This week, some aliens want to see the manager, and unfortunately for Kirk, he’s the manager. But when Spock and McCoy go missing the second they beam down for negotiations, he has to figure out what’s causing his shields and sensors to go wee-wonky if he wants them back. Who wants revenge on Kirk this time? Do the Klingons know what they want? And how screwed would Starfleet officers be without tricorders? All this and more in Renegade, the book where nobody is who they seem.

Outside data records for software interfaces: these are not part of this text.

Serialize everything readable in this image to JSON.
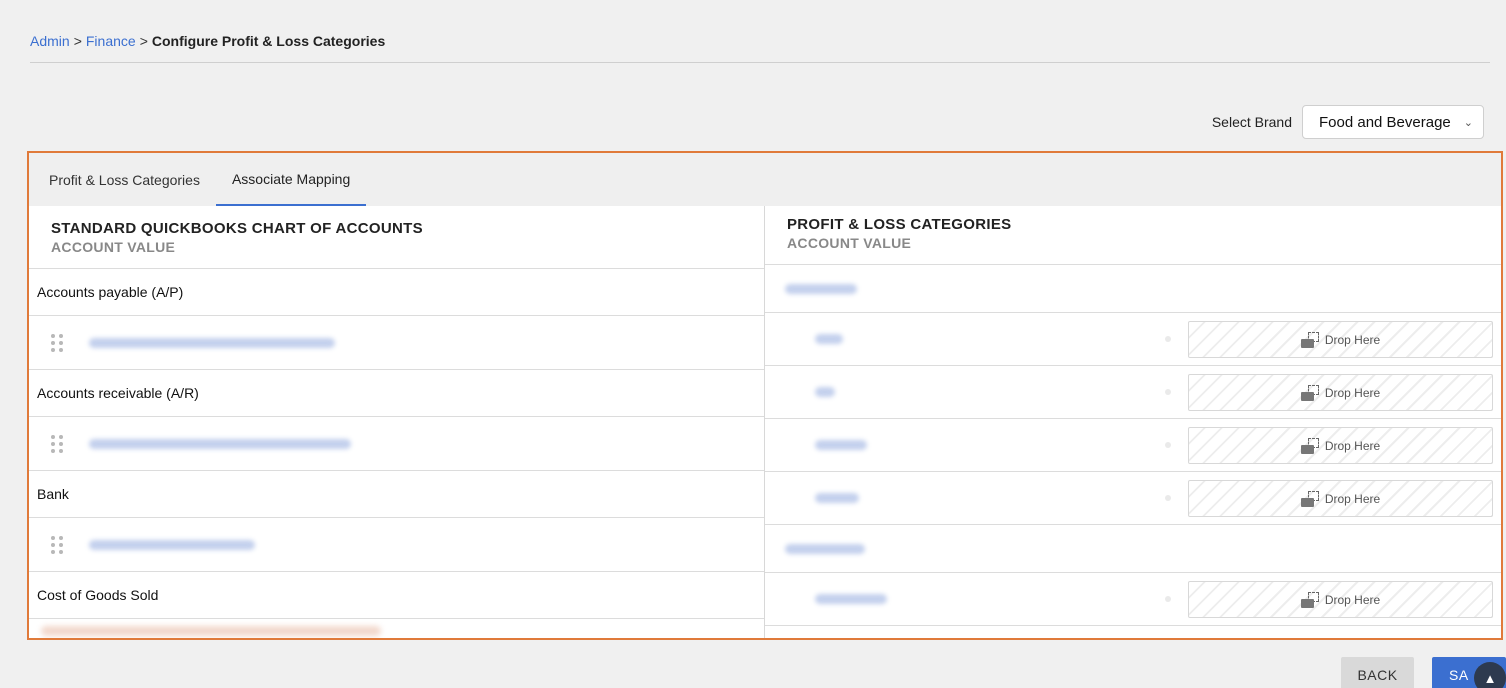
{
  "breadcrumb": {
    "items": [
      "Admin",
      "Finance"
    ],
    "separator": ">",
    "current": "Configure Profit & Loss Categories"
  },
  "brand": {
    "label": "Select Brand",
    "selected": "Food and Beverage"
  },
  "tabs": [
    {
      "label": "Profit & Loss Categories",
      "active": false
    },
    {
      "label": "Associate Mapping",
      "active": true
    }
  ],
  "left": {
    "title": "STANDARD QUICKBOOKS CHART OF ACCOUNTS",
    "subtitle": "ACCOUNT VALUE",
    "groups": [
      "Accounts payable (A/P)",
      "Accounts receivable (A/R)",
      "Bank",
      "Cost of Goods Sold"
    ]
  },
  "right": {
    "title": "PROFIT & LOSS CATEGORIES",
    "subtitle": "ACCOUNT VALUE",
    "drop_label": "Drop Here"
  },
  "buttons": {
    "back": "BACK",
    "save": "SA"
  },
  "colors": {
    "accent": "#3b6fd0",
    "panel_border": "#e07a3a"
  }
}
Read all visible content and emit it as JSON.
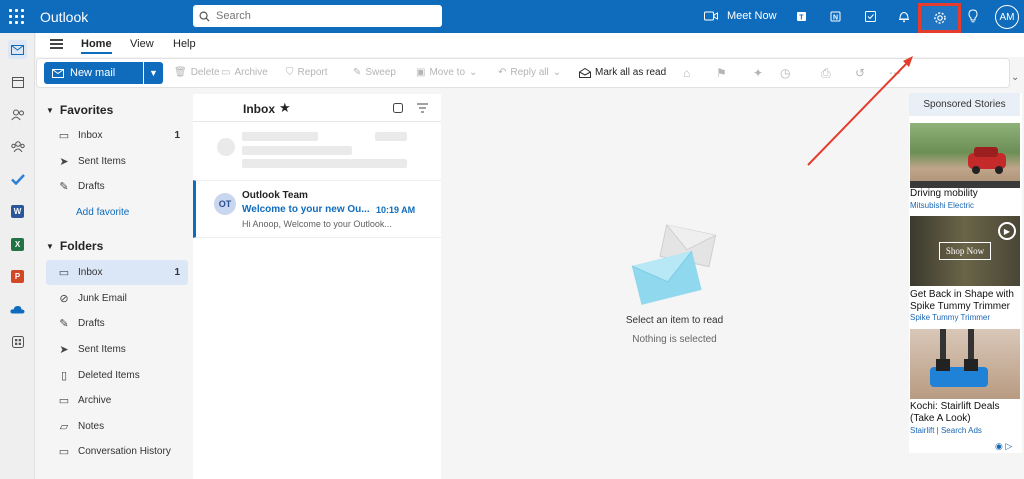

This week, Nogura promotes Kirk from construction foreman to media liaison, but it’s his marriage that could really use a little bit of good P.R. Meanwhile, a Klingon schoolteacher in New York has invented a super ball with a heck of a bounce, attracting the interest of some of his less savory brethren. What’s the deal with Timothea Rogers? Will Kevin Riley pull his self-esteem out of the toilet? And won’t someone think of the children? All this and more in A Flag Full of Stars, the book that still celebrates Columbus Day.